The political role of business corporations is generally interpreted as that of lobbyists, seeking to influence government policy. In reality they belong on the inside. They are part of the nexus of power that creates policy. They face no significant resistance, from either government or opposition, as their interests have now been woven into the fabric of all three main political parties in Britain.
Most of the scandals that leave people in despair about politics arise from this source. On Monday, for instance, the Guardian revealed that the government's subsidy system for gas-burning power stations is being designed by an executive from the Dublin-based company ESB International, who has been seconded into the Department of Energy. What does ESB do? Oh, it builds gas-burning power stations.
On the same day we learned that a government minister, Nick Boles, has privately assured the gambling company Ladbrokes that it needn't worry about attempts by local authorities to stop the spread of betting shops. His new law will prevent councils from taking action.
Last week we discovered that G4S's contract to run immigration removal centres will be expanded, even though all further business with the state was supposed to be frozen while allegations of fraud were investigated.

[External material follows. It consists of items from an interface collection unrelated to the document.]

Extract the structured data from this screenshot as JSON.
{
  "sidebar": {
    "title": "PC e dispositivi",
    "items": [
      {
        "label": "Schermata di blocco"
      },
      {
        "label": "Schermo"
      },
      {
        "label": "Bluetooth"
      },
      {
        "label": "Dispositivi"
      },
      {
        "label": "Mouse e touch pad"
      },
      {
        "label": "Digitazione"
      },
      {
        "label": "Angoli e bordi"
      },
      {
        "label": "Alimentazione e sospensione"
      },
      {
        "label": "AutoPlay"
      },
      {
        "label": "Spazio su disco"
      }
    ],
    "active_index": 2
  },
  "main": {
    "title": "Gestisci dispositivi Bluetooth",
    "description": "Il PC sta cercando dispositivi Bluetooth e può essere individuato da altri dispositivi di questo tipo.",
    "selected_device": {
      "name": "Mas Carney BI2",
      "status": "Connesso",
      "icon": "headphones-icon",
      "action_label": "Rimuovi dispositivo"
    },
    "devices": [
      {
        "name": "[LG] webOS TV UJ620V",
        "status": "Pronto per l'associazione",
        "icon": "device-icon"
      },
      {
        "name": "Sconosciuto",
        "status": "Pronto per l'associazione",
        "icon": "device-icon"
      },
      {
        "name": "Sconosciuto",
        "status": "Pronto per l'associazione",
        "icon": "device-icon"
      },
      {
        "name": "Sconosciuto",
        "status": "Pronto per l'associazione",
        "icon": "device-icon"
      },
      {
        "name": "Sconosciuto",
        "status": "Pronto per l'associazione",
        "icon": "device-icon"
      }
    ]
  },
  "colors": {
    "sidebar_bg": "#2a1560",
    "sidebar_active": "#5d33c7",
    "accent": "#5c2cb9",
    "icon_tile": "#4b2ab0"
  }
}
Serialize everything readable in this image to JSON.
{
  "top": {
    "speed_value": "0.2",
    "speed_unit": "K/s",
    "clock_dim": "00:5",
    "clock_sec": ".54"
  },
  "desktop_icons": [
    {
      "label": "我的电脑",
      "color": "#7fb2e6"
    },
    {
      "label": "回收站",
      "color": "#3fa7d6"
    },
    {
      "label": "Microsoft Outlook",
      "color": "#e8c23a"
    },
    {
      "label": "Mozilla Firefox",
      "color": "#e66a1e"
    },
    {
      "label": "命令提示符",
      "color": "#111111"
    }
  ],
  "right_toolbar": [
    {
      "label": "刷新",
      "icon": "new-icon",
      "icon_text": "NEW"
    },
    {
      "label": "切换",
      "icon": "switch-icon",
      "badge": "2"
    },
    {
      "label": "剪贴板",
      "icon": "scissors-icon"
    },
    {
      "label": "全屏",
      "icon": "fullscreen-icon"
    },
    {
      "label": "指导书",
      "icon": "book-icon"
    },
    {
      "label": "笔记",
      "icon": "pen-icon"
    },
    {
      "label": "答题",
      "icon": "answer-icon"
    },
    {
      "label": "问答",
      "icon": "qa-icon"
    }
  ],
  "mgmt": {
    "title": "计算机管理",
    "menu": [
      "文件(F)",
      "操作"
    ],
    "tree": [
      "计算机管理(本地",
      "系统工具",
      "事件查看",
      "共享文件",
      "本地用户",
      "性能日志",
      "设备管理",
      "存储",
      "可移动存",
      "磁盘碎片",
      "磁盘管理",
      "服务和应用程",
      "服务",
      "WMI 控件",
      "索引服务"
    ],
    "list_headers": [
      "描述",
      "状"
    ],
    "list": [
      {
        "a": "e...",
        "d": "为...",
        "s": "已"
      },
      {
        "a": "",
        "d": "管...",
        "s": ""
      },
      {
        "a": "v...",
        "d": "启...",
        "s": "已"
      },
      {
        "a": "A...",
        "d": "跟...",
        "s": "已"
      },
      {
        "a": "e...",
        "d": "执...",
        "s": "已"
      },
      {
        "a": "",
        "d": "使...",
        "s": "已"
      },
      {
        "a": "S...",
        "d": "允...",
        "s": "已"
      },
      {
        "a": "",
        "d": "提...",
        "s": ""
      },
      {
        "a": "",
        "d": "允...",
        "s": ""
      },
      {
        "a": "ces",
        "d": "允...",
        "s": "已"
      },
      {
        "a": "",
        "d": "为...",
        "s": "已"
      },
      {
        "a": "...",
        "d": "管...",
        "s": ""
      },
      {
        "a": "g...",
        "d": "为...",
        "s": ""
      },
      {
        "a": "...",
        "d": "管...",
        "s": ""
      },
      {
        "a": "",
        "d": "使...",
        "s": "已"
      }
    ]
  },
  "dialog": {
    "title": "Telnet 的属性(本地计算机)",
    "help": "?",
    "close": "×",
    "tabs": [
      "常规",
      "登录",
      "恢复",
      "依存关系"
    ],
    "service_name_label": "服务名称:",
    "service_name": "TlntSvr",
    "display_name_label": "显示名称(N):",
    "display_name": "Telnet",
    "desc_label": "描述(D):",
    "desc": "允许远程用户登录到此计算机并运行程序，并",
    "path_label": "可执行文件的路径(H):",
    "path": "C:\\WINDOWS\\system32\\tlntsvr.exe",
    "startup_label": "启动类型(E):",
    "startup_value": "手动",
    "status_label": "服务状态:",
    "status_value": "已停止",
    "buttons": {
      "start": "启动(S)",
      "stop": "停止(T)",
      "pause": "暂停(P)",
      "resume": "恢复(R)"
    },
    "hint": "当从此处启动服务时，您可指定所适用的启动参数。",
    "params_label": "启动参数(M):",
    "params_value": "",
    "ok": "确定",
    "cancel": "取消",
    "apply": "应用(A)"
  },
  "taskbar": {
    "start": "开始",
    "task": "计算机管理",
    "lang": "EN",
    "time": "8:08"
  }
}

Every week we learn that systemic failures on the part of government contractors are no barrier to obtaining further work, that the promise of efficiency, improvements and value for money delivered by outsourcing and privatisation have failed to materialise.
The monitoring which was meant to keep these companies honest is haphazard, the penalties almost nonexistent, the rewards can be stupendous, dizzying, corrupting. Yet none of this deters the government. Since 2008, the outsourcing of public services has doubled, to £20bn. It is due to rise to £100bn by 2015.
This policy becomes explicable only when you recognise where power really lies. The role of the self-hating state is to deliver itself to big business. In doing so it creates a tollbooth economy: a system of corporate turnpikes, operated by companies with effective monopolies.
It's hardly surprising that the lobbying bill – now stalled by the House of Lords – offered almost no checks on the power of corporate lobbyists, while hog-tying the charities who criticise them. But it's not just that ministers are not discouraged from hobnobbing with corporate executives: they are now obliged to do so.
Thanks to an initiative by Lord Green, large companies have ministerial "buddies", who have to meet them when the companies request it. There were 698 of these meetings during the first 18 months of the scheme, called by corporations these ministers are supposed be regulating. Lord Green, by the way, is currently a government trade minister. Before that he was chairman of HSBC, presiding over the bank while it laundered vast amounts of money stashed by Mexican drugs barons. Ministers, lobbyists – can you tell them apart?
That the words corporate power seldom feature in the corporate press is not altogether surprising. It's more disturbing to see those parts of the media that are not owned by Rupert Murdoch or Lord Rothermere acting as if they are.
For example, for five days every week the BBC's Today programme starts with a business report in which only insiders are interviewed. They are treated with a deference otherwise reserved for God on Thought for the Day. There's even a slot called Friday Boss, in which the programme's usual rules of engagement are set aside and its reporters grovel before the corporate idol. Imagine the outcry if Today had a segment called Friday Trade Unionist or Friday Corporate Critic.